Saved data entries
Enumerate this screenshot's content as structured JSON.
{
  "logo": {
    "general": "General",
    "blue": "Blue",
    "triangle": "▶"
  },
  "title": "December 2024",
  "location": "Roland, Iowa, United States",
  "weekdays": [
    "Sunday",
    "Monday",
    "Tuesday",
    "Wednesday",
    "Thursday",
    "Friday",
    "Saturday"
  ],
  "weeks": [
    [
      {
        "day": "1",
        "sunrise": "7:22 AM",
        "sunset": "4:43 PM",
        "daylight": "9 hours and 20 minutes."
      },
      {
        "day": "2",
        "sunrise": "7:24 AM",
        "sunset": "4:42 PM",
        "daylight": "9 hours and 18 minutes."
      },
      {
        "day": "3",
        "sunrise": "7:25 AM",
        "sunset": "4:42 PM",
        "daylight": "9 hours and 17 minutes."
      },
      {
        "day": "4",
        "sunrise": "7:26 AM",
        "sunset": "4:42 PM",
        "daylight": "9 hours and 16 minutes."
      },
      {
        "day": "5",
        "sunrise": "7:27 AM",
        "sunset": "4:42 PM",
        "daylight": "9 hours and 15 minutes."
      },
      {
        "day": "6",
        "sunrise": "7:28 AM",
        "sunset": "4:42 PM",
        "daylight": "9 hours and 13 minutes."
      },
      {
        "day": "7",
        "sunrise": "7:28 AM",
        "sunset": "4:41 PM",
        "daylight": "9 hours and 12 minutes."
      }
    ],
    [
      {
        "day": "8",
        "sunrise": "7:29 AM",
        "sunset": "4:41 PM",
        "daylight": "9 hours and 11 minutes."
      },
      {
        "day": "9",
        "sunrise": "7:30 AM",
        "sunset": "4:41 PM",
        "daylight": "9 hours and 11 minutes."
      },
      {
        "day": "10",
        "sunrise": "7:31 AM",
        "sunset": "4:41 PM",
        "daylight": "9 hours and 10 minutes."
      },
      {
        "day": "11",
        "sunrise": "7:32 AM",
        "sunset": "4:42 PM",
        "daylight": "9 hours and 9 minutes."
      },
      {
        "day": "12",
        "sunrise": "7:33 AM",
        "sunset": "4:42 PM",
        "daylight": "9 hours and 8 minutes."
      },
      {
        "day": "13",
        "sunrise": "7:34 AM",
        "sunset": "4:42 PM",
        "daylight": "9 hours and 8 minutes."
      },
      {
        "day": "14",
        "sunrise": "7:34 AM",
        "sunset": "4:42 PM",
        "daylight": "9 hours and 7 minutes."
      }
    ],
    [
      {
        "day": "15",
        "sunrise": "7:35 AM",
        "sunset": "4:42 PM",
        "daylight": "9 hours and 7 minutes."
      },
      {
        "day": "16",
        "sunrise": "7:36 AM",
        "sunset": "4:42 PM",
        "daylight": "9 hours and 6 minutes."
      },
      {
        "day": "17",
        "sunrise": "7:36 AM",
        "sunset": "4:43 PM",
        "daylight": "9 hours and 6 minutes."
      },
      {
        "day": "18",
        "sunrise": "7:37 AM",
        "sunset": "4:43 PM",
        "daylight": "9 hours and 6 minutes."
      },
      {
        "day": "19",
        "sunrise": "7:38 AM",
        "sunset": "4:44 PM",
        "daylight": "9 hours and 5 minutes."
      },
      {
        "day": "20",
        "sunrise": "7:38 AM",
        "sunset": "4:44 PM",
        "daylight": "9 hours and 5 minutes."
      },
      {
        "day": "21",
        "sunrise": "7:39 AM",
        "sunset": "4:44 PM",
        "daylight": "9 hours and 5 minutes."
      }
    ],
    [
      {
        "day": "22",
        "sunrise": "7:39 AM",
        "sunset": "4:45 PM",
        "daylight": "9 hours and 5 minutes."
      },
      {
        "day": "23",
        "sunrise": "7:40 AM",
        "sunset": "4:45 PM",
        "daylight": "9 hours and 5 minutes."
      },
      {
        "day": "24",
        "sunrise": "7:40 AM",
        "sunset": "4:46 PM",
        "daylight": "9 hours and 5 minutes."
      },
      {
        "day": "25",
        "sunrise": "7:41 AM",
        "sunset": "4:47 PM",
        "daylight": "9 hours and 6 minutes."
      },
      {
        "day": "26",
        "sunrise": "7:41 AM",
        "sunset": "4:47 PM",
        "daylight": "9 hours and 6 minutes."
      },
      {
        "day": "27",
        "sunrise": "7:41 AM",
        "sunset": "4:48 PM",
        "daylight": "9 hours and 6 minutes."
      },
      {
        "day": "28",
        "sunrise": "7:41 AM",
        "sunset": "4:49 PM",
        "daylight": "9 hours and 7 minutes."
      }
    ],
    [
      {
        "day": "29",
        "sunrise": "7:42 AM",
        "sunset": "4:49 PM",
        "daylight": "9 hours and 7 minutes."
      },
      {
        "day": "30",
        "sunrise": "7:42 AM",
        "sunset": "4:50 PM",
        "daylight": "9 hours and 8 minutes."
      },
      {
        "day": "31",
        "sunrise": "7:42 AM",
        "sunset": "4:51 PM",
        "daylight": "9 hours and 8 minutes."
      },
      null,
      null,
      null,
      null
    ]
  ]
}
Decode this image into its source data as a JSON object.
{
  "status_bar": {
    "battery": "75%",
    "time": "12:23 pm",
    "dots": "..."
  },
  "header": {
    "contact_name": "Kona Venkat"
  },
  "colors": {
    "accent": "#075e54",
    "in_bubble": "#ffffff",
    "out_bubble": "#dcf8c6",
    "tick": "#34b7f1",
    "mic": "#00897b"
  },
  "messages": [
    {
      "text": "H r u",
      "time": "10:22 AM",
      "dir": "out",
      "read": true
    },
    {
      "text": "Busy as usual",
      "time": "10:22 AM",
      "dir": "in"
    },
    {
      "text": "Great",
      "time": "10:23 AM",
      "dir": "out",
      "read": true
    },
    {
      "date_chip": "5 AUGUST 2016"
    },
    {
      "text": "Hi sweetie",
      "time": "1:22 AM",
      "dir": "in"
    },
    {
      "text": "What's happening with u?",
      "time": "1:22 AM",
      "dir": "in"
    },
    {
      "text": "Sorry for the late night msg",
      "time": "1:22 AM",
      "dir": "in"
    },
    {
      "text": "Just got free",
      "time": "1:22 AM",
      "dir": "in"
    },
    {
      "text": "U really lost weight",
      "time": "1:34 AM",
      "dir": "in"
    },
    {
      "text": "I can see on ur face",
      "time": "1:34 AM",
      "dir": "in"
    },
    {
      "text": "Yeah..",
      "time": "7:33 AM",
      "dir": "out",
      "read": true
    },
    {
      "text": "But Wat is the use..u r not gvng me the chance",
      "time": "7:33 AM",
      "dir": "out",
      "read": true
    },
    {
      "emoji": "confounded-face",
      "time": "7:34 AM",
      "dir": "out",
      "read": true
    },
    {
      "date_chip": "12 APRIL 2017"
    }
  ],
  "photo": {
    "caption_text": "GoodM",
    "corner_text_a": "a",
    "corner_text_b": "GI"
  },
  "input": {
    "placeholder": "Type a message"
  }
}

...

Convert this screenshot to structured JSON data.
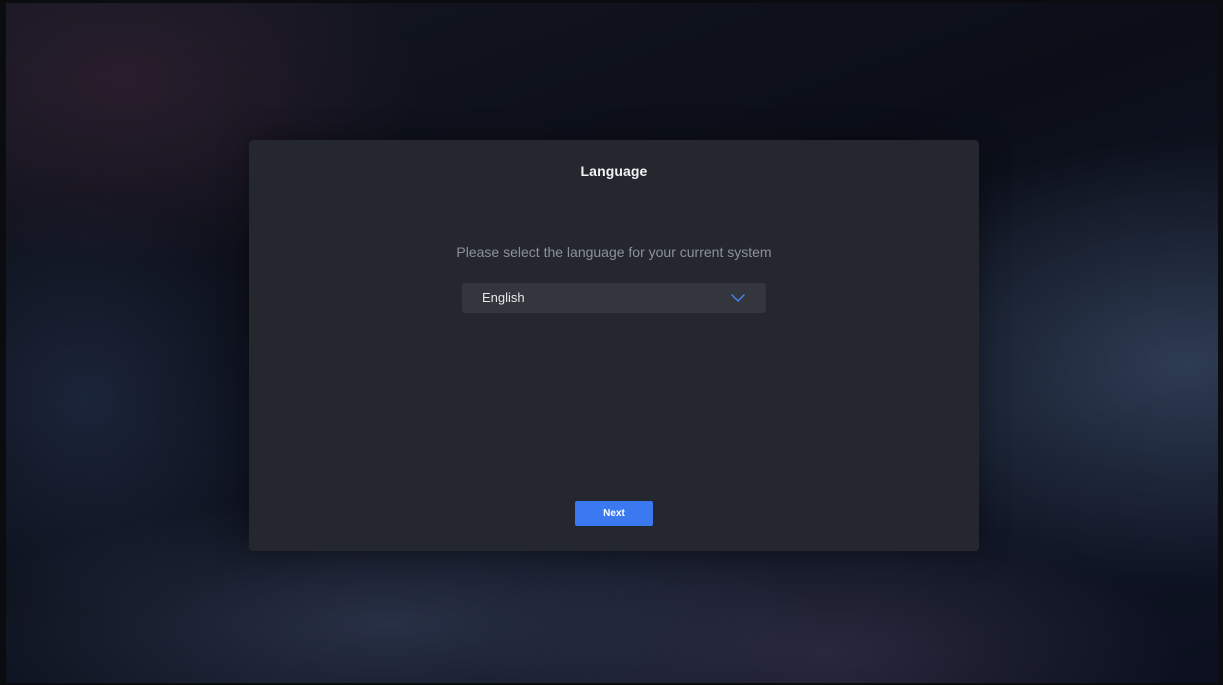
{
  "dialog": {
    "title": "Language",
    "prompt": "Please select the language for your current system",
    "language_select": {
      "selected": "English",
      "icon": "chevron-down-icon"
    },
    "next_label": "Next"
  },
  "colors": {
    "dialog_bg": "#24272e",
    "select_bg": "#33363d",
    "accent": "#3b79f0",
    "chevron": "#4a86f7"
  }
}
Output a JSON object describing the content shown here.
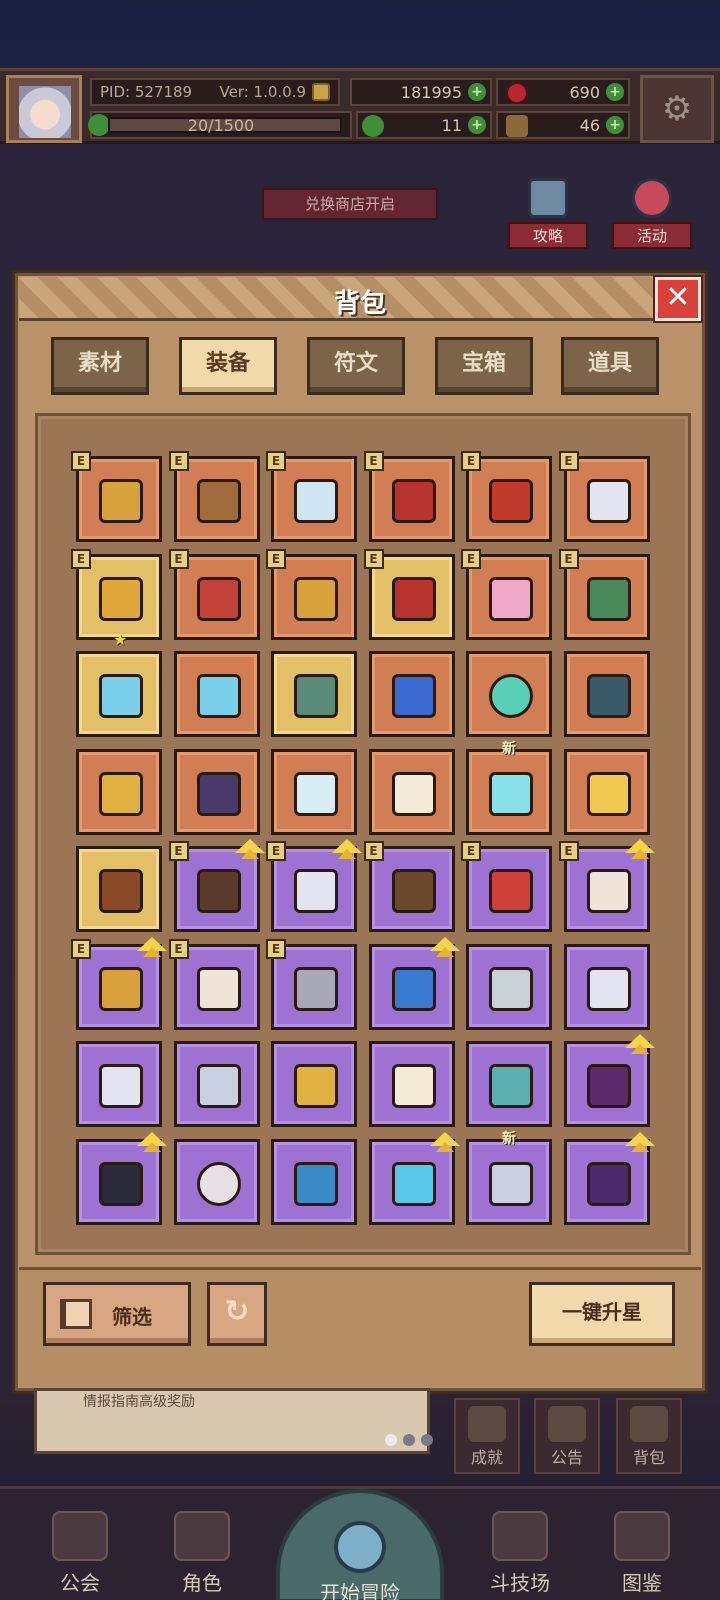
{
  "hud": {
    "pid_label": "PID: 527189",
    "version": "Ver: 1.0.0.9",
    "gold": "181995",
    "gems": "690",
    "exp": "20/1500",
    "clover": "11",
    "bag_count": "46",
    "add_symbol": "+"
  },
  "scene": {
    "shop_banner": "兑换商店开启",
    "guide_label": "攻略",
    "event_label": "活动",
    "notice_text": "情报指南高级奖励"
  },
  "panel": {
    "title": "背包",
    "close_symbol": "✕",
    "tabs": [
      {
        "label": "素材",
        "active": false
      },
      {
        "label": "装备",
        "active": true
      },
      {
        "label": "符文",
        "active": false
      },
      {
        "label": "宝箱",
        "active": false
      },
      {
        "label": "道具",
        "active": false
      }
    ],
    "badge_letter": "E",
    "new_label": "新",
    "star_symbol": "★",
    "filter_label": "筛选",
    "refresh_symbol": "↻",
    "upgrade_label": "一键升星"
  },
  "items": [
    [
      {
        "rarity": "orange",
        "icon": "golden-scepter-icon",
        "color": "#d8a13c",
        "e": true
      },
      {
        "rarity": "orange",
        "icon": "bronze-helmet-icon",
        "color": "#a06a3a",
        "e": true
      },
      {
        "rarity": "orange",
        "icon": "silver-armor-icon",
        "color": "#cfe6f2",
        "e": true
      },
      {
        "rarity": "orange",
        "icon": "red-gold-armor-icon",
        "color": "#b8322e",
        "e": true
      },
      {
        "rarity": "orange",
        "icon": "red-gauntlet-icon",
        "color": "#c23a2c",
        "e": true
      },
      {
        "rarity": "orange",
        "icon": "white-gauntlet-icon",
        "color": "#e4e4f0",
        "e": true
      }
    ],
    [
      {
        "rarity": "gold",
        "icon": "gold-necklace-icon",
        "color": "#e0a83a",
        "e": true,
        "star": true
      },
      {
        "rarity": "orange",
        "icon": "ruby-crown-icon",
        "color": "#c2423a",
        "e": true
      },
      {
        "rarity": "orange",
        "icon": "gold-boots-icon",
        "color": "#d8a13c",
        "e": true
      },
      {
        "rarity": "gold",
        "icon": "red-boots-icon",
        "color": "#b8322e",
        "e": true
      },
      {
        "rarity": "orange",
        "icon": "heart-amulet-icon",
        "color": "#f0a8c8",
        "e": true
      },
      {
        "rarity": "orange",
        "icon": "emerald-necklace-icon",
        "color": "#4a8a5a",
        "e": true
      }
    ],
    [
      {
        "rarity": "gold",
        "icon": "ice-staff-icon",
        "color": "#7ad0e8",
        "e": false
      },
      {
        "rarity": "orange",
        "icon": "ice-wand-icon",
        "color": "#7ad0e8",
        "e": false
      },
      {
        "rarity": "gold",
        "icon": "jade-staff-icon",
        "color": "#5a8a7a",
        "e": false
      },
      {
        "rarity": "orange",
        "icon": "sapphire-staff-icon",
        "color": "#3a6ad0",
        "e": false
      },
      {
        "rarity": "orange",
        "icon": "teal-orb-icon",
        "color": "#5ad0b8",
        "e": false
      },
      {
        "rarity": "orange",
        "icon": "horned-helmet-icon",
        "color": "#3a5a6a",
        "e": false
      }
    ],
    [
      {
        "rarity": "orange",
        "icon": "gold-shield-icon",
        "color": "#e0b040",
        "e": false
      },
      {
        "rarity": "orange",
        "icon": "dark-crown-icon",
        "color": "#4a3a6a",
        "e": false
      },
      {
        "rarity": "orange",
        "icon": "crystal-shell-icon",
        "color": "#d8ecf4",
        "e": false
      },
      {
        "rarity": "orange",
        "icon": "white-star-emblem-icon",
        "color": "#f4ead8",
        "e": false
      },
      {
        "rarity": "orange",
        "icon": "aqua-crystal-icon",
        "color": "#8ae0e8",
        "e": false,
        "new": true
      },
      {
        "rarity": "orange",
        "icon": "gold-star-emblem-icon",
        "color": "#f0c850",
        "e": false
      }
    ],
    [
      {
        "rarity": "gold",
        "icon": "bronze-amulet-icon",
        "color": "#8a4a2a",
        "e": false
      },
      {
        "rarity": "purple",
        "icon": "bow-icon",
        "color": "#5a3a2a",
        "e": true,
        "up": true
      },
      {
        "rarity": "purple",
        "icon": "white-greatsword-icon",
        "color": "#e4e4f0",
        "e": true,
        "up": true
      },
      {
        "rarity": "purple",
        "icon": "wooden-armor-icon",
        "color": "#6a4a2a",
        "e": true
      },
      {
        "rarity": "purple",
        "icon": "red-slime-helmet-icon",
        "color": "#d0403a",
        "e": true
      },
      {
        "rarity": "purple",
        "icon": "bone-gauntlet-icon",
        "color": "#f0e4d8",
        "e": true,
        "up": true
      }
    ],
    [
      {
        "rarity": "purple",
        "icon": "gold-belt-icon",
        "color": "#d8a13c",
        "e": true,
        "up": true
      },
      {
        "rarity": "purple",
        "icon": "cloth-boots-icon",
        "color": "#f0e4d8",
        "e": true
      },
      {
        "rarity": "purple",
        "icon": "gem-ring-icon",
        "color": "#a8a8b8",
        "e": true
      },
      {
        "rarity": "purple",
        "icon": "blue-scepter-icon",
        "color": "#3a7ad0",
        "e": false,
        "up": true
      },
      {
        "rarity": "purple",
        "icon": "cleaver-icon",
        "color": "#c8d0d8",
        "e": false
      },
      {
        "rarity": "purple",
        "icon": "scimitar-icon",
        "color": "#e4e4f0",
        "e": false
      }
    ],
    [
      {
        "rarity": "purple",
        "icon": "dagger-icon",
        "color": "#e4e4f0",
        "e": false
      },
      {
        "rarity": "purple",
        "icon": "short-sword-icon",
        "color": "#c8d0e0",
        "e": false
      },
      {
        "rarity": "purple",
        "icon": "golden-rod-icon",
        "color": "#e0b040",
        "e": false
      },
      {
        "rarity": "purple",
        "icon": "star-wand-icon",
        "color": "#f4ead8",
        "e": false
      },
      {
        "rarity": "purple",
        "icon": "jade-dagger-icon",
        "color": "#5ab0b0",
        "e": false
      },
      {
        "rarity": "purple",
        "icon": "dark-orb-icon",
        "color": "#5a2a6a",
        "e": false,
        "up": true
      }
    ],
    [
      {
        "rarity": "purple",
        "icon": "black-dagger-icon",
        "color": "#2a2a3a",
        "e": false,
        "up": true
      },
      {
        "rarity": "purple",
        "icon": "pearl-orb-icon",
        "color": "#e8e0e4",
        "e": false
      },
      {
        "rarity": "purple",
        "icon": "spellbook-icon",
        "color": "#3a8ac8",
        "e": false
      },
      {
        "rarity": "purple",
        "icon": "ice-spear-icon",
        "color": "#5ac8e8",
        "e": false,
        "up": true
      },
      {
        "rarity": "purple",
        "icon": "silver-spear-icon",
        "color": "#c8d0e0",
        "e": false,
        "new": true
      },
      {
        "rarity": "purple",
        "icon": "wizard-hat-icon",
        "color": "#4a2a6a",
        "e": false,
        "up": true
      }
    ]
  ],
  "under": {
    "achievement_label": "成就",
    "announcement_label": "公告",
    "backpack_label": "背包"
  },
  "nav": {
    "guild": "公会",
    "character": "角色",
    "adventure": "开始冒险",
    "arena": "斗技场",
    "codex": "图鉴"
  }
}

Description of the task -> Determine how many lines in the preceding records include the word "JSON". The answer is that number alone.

Output of the task -> 4